Where does the word "white" show up in the records? Copy every line that holds it.

[Extracted records]
* * * * * * *

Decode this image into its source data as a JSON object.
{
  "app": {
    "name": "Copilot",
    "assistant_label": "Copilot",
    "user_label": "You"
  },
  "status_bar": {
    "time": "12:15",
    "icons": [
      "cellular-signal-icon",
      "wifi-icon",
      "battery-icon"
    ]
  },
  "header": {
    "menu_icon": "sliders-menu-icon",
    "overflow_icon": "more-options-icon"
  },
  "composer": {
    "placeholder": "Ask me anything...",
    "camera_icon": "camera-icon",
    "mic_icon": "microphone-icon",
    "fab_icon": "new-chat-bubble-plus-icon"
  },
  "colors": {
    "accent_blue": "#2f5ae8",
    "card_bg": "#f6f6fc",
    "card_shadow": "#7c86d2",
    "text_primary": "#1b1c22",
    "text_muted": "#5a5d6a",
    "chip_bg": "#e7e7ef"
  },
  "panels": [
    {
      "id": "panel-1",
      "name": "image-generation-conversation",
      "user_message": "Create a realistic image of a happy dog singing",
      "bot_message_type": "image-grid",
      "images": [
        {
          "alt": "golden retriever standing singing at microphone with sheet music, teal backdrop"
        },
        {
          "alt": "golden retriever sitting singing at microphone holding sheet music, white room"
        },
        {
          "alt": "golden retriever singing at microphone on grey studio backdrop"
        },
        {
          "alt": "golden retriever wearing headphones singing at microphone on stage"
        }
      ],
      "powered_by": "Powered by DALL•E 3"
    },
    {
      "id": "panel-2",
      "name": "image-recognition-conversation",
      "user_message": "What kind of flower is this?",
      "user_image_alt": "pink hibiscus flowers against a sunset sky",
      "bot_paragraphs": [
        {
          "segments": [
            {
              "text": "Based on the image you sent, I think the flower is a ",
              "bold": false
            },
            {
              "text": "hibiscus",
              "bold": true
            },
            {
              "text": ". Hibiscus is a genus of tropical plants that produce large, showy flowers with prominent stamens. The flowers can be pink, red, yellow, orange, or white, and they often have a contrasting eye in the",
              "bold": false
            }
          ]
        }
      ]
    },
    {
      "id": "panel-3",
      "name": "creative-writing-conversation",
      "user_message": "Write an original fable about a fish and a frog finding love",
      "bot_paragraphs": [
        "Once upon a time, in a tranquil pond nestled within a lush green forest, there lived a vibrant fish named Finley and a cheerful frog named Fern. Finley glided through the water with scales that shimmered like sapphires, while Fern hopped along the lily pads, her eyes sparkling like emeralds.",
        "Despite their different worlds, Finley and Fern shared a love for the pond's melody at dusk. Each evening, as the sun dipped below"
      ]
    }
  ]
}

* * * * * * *

--- Task solution ---
          "alt": "golden retriever sitting singing at microphone holding sheet music, white room"
              "text": ". Hibiscus is a genus of tropical plants that produce large, showy flowers with prominent stamens. The flowers can be pink, red, yellow, orange, or white, and they often have a contrasting eye in the",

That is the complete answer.